- Antidiuretic hormone (ADH) is a hormone that controls water loss by the kidneys.
Hypopituitarism can occur when you have a low TSH, but also a low Free T3 and sometimes low Free T4 too.
Other test result giveaways could be:
- Low ACTH and alpha MSH
- ACTH stimulation or ITT that doubles cortisol from a low base value
- Low GHRH
- Low TRH
- Low vasopressin
- Very low or below range prolactin
- Low oxytocin
- Low renin and aldosterone
The pituitary gland sits in the brain, and hypopituitarism essentially means that it isn’t working as well as it should be, leading to low thyroid hormone.
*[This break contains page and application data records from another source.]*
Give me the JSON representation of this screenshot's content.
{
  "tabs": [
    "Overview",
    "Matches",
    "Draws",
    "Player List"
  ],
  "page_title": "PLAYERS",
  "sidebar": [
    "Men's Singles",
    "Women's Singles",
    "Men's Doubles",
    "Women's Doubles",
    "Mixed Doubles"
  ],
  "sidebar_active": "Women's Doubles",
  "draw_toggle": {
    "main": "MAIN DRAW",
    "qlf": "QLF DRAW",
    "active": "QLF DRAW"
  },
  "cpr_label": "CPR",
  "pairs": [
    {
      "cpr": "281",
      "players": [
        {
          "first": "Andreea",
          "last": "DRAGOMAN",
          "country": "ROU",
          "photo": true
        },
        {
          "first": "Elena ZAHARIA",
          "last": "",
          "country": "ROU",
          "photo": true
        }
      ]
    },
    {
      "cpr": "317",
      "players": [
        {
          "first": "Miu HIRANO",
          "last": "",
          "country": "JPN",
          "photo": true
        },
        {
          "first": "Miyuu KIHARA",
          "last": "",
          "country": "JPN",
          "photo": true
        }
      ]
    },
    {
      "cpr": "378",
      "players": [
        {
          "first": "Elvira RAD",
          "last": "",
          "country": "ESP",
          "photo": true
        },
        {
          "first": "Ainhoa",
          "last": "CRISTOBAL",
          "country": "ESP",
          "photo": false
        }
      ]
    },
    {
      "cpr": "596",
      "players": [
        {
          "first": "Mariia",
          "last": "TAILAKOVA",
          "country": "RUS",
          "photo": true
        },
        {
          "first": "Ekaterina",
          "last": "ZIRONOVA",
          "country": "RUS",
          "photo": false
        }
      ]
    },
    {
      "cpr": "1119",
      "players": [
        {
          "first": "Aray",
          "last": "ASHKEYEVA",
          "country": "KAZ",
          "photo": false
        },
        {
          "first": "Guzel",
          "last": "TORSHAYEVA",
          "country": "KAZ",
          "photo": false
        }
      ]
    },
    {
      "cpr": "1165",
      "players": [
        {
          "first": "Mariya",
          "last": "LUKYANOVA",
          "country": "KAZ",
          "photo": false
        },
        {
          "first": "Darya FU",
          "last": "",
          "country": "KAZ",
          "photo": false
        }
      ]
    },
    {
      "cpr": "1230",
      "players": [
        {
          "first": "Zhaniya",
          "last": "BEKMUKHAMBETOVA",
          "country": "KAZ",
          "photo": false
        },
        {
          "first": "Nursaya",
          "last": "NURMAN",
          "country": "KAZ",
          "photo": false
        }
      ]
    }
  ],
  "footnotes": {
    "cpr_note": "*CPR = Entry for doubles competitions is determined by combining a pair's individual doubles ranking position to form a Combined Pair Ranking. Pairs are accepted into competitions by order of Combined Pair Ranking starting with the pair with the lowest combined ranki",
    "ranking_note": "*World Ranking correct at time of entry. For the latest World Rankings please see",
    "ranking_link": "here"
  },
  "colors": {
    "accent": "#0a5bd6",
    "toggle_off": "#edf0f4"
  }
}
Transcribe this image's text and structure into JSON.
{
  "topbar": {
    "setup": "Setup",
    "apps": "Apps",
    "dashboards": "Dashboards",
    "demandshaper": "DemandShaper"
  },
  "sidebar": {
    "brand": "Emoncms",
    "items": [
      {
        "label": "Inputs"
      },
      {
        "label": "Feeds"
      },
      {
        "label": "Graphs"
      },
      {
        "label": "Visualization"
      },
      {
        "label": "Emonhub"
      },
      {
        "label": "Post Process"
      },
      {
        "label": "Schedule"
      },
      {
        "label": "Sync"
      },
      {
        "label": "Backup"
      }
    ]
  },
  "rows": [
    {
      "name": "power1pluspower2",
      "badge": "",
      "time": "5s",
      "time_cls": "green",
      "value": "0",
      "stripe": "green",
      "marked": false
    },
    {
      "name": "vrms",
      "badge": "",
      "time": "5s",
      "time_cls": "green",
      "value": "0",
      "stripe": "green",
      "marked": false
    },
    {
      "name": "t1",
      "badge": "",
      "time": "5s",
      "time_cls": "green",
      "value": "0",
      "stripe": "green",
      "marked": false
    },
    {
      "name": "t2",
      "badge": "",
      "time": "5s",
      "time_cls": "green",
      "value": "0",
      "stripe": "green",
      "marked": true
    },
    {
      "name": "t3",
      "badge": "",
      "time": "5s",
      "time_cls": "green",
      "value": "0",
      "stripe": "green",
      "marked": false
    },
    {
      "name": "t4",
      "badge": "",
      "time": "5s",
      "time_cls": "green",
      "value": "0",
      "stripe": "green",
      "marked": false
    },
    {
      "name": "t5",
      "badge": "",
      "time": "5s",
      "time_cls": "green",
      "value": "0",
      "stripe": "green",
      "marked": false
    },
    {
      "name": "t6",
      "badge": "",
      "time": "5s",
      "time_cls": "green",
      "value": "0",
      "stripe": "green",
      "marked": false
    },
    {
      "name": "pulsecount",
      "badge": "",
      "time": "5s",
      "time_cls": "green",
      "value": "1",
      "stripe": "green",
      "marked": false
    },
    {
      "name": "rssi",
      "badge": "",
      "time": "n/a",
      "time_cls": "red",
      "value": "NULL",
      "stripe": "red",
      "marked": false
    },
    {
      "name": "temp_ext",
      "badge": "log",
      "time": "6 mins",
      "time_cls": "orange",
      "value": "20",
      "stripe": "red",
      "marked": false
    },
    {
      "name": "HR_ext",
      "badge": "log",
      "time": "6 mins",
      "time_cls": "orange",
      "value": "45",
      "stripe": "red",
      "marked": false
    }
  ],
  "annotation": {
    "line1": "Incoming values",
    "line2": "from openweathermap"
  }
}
When the pituitary isn’t working well, this can cause a knock on effect and ultimately lead to the thyroid under-functioning, which causes hypothyroidism.
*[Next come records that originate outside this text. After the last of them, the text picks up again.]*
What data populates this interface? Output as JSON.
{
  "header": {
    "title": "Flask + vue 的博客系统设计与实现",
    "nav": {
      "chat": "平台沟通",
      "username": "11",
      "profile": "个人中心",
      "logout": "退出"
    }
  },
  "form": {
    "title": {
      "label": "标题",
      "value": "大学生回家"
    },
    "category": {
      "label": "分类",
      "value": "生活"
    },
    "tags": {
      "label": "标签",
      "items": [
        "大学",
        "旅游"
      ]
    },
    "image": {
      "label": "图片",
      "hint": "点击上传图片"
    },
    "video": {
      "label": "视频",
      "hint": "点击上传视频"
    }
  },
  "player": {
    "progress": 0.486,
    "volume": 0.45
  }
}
It also runs the adrenal glands and sex hormones. If the pituitary doesn’t produce enough TSH, thyroid hormone production can decrease, causing hypothyroidism. If the pituitary doesn’t produce enough ACTH, cortisol (and DHEA) can decrease, causing adrenal problems.
Think of it like this:
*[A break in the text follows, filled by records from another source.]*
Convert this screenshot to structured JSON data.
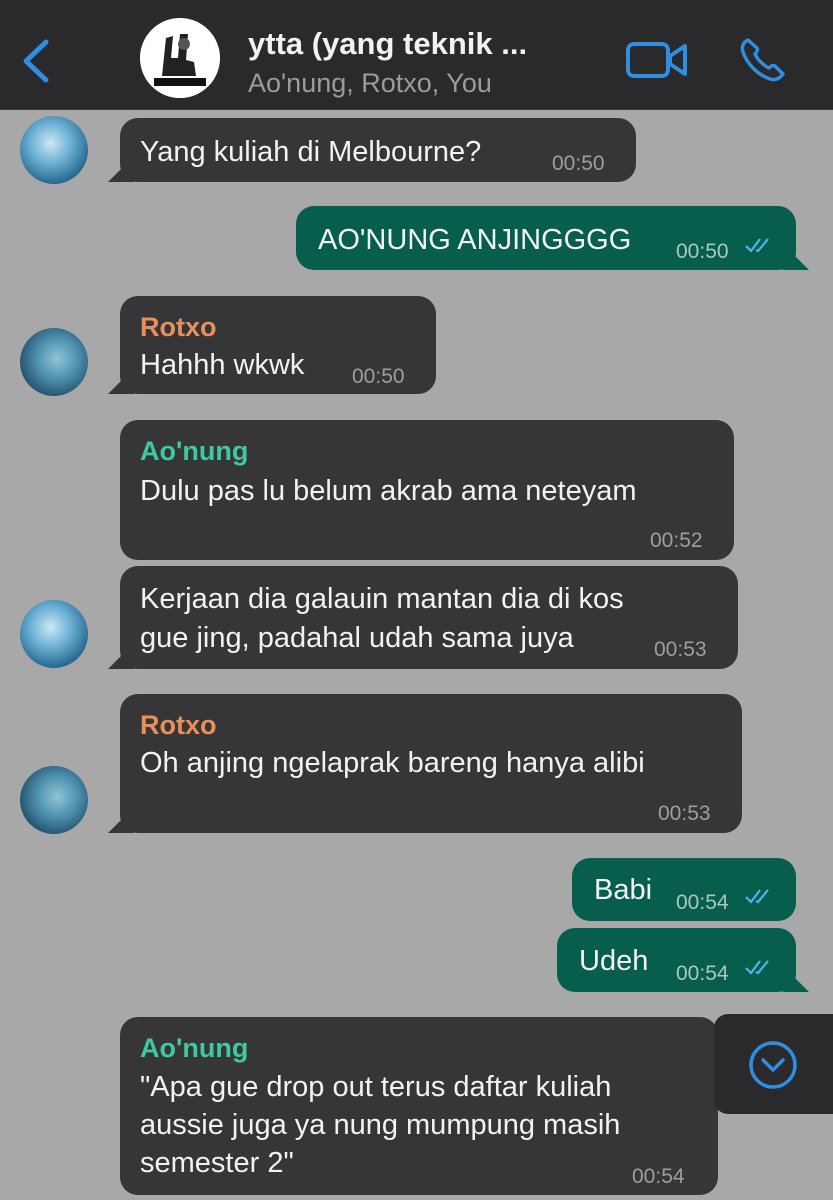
{
  "header": {
    "title": "ytta (yang teknik ...",
    "subtitle": "Ao'nung, Rotxo, You"
  },
  "colors": {
    "accent": "#2f8ee0",
    "outgoing_bubble": "#075e4d",
    "incoming_bubble": "#363638",
    "rotxo_name": "#e7905a",
    "aonung_name": "#3fc9a0",
    "chat_background": "#a8a8a8"
  },
  "messages": [
    {
      "text": "Yang kuliah di Melbourne?",
      "time": "00:50"
    },
    {
      "text": "AO'NUNG ANJINGGGG",
      "time": "00:50"
    },
    {
      "sender": "Rotxo",
      "text": "Hahhh wkwk",
      "time": "00:50"
    },
    {
      "sender": "Ao'nung",
      "text": "Dulu pas lu belum akrab ama neteyam",
      "time": "00:52"
    },
    {
      "line1": "Kerjaan dia galauin mantan dia di kos",
      "line2": "gue jing, padahal udah sama juya",
      "time": "00:53"
    },
    {
      "sender": "Rotxo",
      "text": "Oh anjing ngelaprak bareng hanya alibi",
      "time": "00:53"
    },
    {
      "text": "Babi",
      "time": "00:54"
    },
    {
      "text": "Udeh",
      "time": "00:54"
    },
    {
      "sender": "Ao'nung",
      "line1": "\"Apa gue drop out terus daftar kuliah",
      "line2": "aussie juga ya nung mumpung masih",
      "line3": "semester 2\"",
      "time": "00:54"
    }
  ],
  "icons": {
    "back": "chevron-left-icon",
    "video": "video-camera-icon",
    "call": "phone-icon",
    "scroll": "chevron-down-circle-icon",
    "read": "double-check-icon"
  }
}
Hypothalamus -(sends signal to)-> Pituitary -(sends signal to)->Thyroid.
So, the hypothalamus and the pituitary gland work to ensure the thyroid functions correctly, releasing the hormones (T3 and T4) and the amounts of them that we need, in order to feel well. However, being hypothyroid, this doesn’t always happen for us. A problem can be the hypothalamus, the pituitary or the thyroid itself not doing its job in this sequence.
In primary hypothyroidism, your thyroid is being stimulated properly, but it isn’t producing enough thyroid hormones (T3 and T4). This means that the thyroid itself is the source of the problem. This is what most of us with hypothyroidism have.
In secondary hypothyroidism/tertiary hypothyroidism, the pituitary gland or hypothalamus isn’t stimulating the thyroid to produce enough hormones. In other words, the problem isn’t with the thyroid, but the pituitary or hypothalamus. This is a hypopituitary problem.
Hypopituitarism can be caused by a tumour on the pituitary gland, which is usually diagnosed via a scan of the brain, or it can be caused by even an injury to the head. A decreased release of hypothalamic hormones can also be the cause. For most cases though, it’s unknown what causes hypopituitarism. If you have a hypopituitary problem then this is usually for life.
You can click on the hyperlinks in the above post to learn more and see references to information given.
Do you have experience with hypopituitarism?
There is also the online thyroid course ‘Freedom From Thyroid Fatigue’, which walks you through how to overcome thyroid fatigue with a personalised approach. No matter what type of thyroid condition you have.
Rachel Hill is the highly ranked and multi-award winning thyroid patient advocate, writer, speaker and author behind The Invisible Hypothyroidism. Her thyroid advocacy work includes authoring books, writing articles, blogging and speaking on podcasts, as well as being a board member for The American College of Thyroidology and The WEGO Health Patient Leader Advisory Board. Rachel has worked with The National Academy of Hypothyroidism, The BBC, The Mighty, Yahoo, MSN, ThyroidChange and many more. She is well-recognised as a useful contributor to the thyroid community and has received multiple awards and recognitions for her work and dedication. She has authored two books: ‘Be Your Own Thyroid Advocate‘ and ‘You, Me and Hypothyroidism‘. Rachel is British, but advocates for thyroid patients on a global scale.